Yesterday ClS posted a selection of family pictures - amongst some of her mum and mine as small children was this wonderful picture of my grandfather in the Home Guard.
|11th Durham Home Guard (probably)|
My grandad, William Satchell Hutton (b.1905) is seated far left. He will be between 34 and 39 years old (1940-44) and appears to be somewhat younger than the other men. He was a colliery manager at Whitworth Park colliery at this time and the family lived at The Farm, Page Bank. I suppose it was his job that prevented him from being called up. Conscription in the Second World War covered every man between 18 and 51 years of age as well as unmarried women between 20 and 30 years of age, but there were a collection of reserved occupations including mining.
I posted about finding my grandad's Home Guard badges and a much used code sheet in a previous post.

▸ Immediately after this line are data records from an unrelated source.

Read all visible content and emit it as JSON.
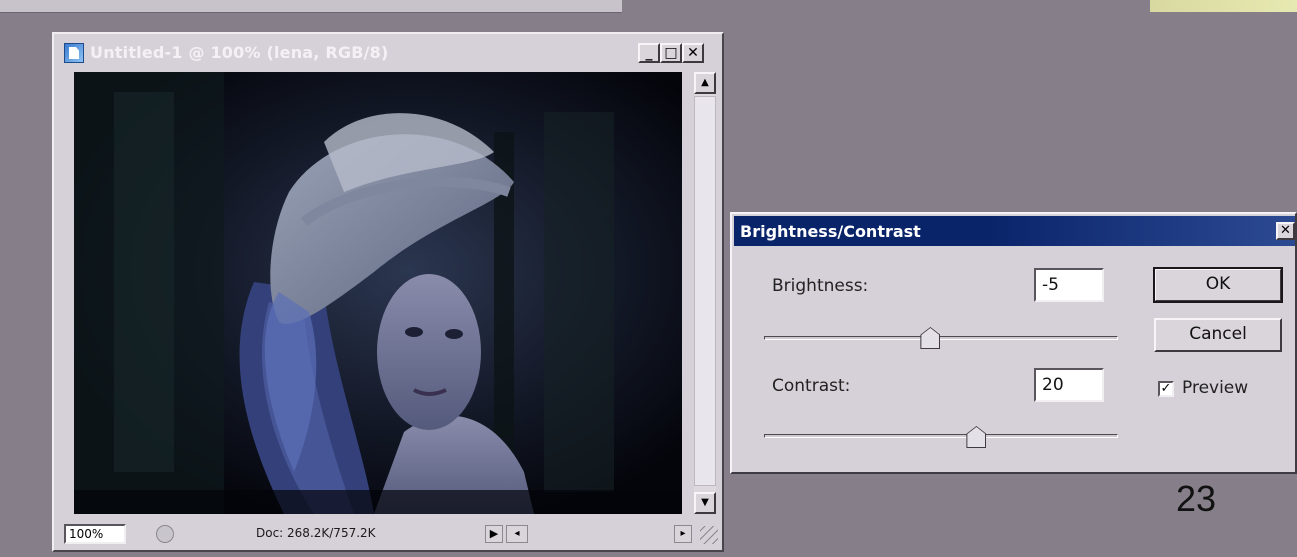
{
  "document_window": {
    "title": "Untitled-1 @ 100% (lena, RGB/8)",
    "controls": {
      "minimize": "_",
      "maximize": "□",
      "close": "✕"
    },
    "image_alt": "lena",
    "status": {
      "zoom": "100%",
      "doc_info": "Doc: 268.2K/757.2K",
      "arrow": "▶"
    },
    "scroll_up": "▲",
    "scroll_down": "▼"
  },
  "dialog": {
    "title": "Brightness/Contrast",
    "close": "✕",
    "brightness": {
      "label": "Brightness:",
      "value": "-5",
      "slider_fraction": 0.47
    },
    "contrast": {
      "label": "Contrast:",
      "value": "20",
      "slider_fraction": 0.6
    },
    "buttons": {
      "ok": "OK",
      "cancel": "Cancel"
    },
    "preview": {
      "label": "Preview",
      "checked": true,
      "mark": "✓"
    }
  },
  "slide_number": "23",
  "colors": {
    "desktop": "#867e89",
    "title_active": "#0a246a",
    "chrome": "#d6d1d8"
  }
}
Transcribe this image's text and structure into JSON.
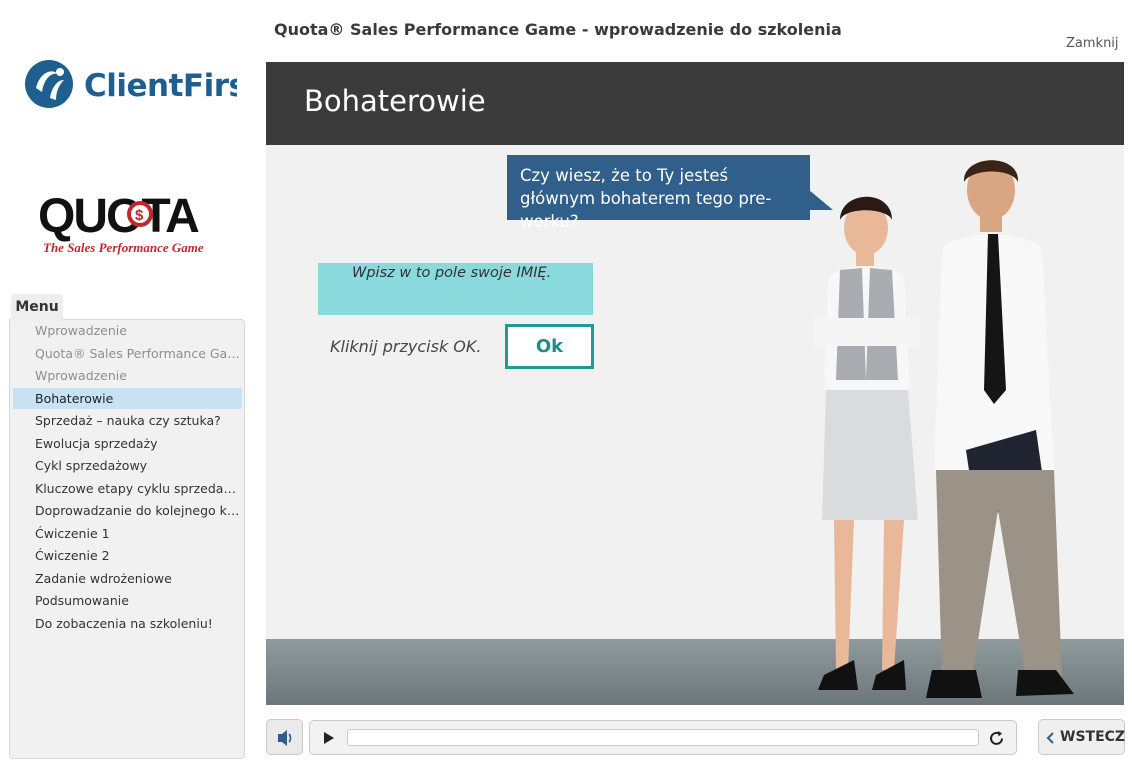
{
  "header": {
    "course_title": "Quota® Sales Performance Game - wprowadzenie do szkolenia",
    "close_label": "Zamknij"
  },
  "logos": {
    "clientfirst_text": "ClientFirst",
    "quota_text": "QUOTA",
    "quota_tagline": "The Sales Performance Game"
  },
  "menu": {
    "tab_label": "Menu",
    "items": [
      {
        "label": "Wprowadzenie",
        "state": "visited"
      },
      {
        "label": "Quota® Sales Performance Game",
        "state": "visited"
      },
      {
        "label": "Wprowadzenie",
        "state": "visited"
      },
      {
        "label": "Bohaterowie",
        "state": "active"
      },
      {
        "label": "Sprzedaż – nauka czy sztuka?",
        "state": "normal"
      },
      {
        "label": "Ewolucja sprzedaży",
        "state": "normal"
      },
      {
        "label": "Cykl sprzedażowy",
        "state": "normal"
      },
      {
        "label": "Kluczowe etapy cyklu sprzedażow...",
        "state": "normal"
      },
      {
        "label": "Doprowadzanie do kolejnego kluc...",
        "state": "normal"
      },
      {
        "label": "Ćwiczenie 1",
        "state": "normal"
      },
      {
        "label": "Ćwiczenie 2",
        "state": "normal"
      },
      {
        "label": "Zadanie wdrożeniowe",
        "state": "normal"
      },
      {
        "label": "Podsumowanie",
        "state": "normal"
      },
      {
        "label": "Do zobaczenia  na szkoleniu!",
        "state": "normal"
      }
    ]
  },
  "slide": {
    "title": "Bohaterowie",
    "bubble_text": "Czy wiesz, że to Ty jesteś głównym bohaterem tego pre-worku?",
    "name_field_placeholder": "Wpisz w to pole swoje IMIĘ.",
    "name_field_value": "",
    "click_hint": "Kliknij przycisk OK.",
    "ok_label": "Ok"
  },
  "player": {
    "back_label": "WSTECZ",
    "progress": 0
  },
  "colors": {
    "header_bg": "#3b3b3b",
    "bubble_bg": "#2f5f8a",
    "field_bg": "#8ad9dd",
    "ok_border": "#1f9a95",
    "menu_active": "#c7e2f3",
    "brand_blue": "#1f5f8f",
    "quota_red": "#c0282d"
  }
}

I have had a few problems finding his Home Guard records; Forces War Records advertise that they have some Home Guard records - beware, they are just transcriptions of a basic index entry - I had a bit of trouble with the site and wrote a blog post about that. The National Archives announced last year that they had released a pilot of Home Guard records, the ones from Durham, which was great for me. Unfortunately when I went on the records for both my grandad and his best friend George Edgar (who my mum remembers well) were not available. I did send them an email asking why this was the case, but I received no reply. It wasn't until early May this year that I found they had updated the records and now my grandad's record was online. I think he may have been missed off the first upload as he was an officer and their records were kept separately. I paid £3.36 for six images which I thought was a bargain.
|Form for Enrolment in the Local Defence Volunteers (from TNA)|

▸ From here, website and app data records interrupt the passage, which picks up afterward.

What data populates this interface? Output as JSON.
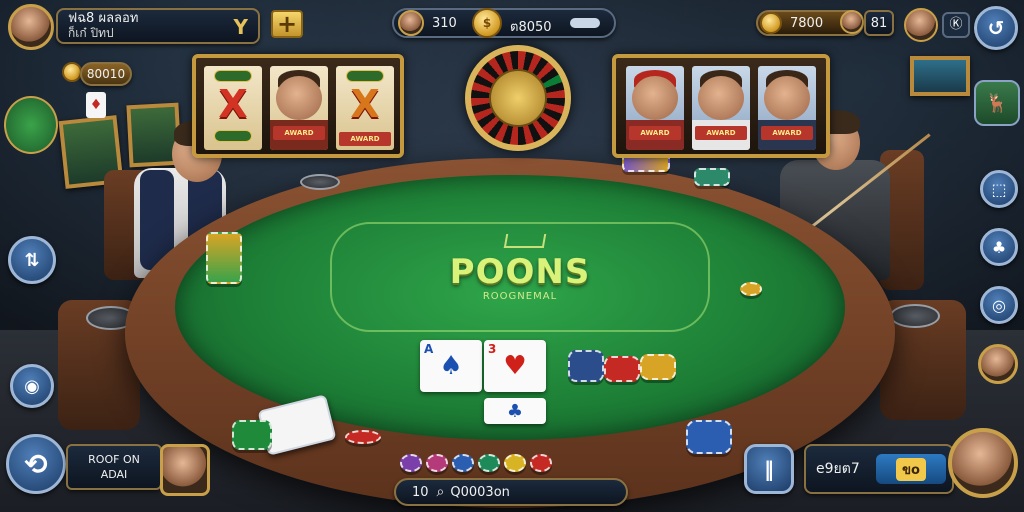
{
  "top_left": {
    "name_line1": "ฟฉ8 ผลลอท",
    "name_line2": "ก็เก๋ ปิทป",
    "rank_glyph": "Y",
    "add_label": "+"
  },
  "top_center": {
    "player_count": "310",
    "coins": "ต8050"
  },
  "top_right": {
    "coins": "7800",
    "counter": "81",
    "badge": "Ⓚ"
  },
  "left_panel": {
    "wallet": "80010"
  },
  "table": {
    "logo": "POONS",
    "subtitle": "ROOGNEMAL"
  },
  "cards": [
    {
      "rank": "A",
      "suit": "♠",
      "color": "#1b4fb0"
    },
    {
      "rank": "3",
      "suit": "♥",
      "color": "#d0201a"
    },
    {
      "rank": "",
      "suit": "♣",
      "color": "#1b4fb0"
    }
  ],
  "slot_left": {
    "symbols": [
      "X",
      "face",
      "X"
    ],
    "labels": [
      "",
      "AWARD",
      "AWARD"
    ]
  },
  "slot_right": {
    "labels": [
      "AWARD",
      "AWARD",
      "AWARD"
    ]
  },
  "bottom_left": {
    "line1": "ROOF ON",
    "line2": "ADAI"
  },
  "bottom_center": {
    "search_text": "Q0003on",
    "prefix": "10"
  },
  "bottom_right": {
    "score": "e9ยต7",
    "value": "ขo"
  },
  "side_right_icons": [
    "deer-icon",
    "dice-icon",
    "cards-icon",
    "owl-icon",
    "avatar-icon"
  ],
  "colors": {
    "felt": "#1d7f36",
    "gold": "#c59a3e",
    "hud_blue": "#1c3b66"
  }
}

There's a note of his National Registration number - FGRY 176-1 at the top also in red ink and a blue pencil note that he was the commander of No3 Platoon and was a Lieutenant. The form is signed and dated by my grandad on 23 July 1940 - seven months earlier than the date given by Forces War Records for the start of his service. This is explained on the next page - his promotion to Lieutenant dates from 1 February 1941, which tallies with the info on Forces War Records exactly. Ah, ha - they only have access to partial records then.
He serves for five years and 163 days, being discharged on 31 December 1945 on the disbandment of the Home Guard. Oddly in his claim for the Defence medal, which the next few pages document, he gives his date of discharge as 31 December 1944. According to Wikipedia the Home Guard were "stood down" on 4 December 1944 and then officially disbanded on 31 December 1945.
|Part of William S Hutton's claim for the Defence Medal (from TNA)|
The page above, dated 19 June 1946, restates William's National Registration number, rank and service details in the 11th Battalion of the Durham Home Guard and is countersigned by a Major Wallace (the signature is one of those that peters out at the end so I'm not 100% about the name) the Secretary of the Territorial Army and Air Force Association of the County of Durham on the 18 Jul 1946.
I guess my uncle has his father's medal - I've not seen it but here's a picture from the web of what my grandad would have received.
|Defence Medal (from Clarke Family History)|
My mum tells the story of how grandad 'blew up' his friend George Edgar during a practice session. I hope there are more Home Guard records to come - I would like to know more about that!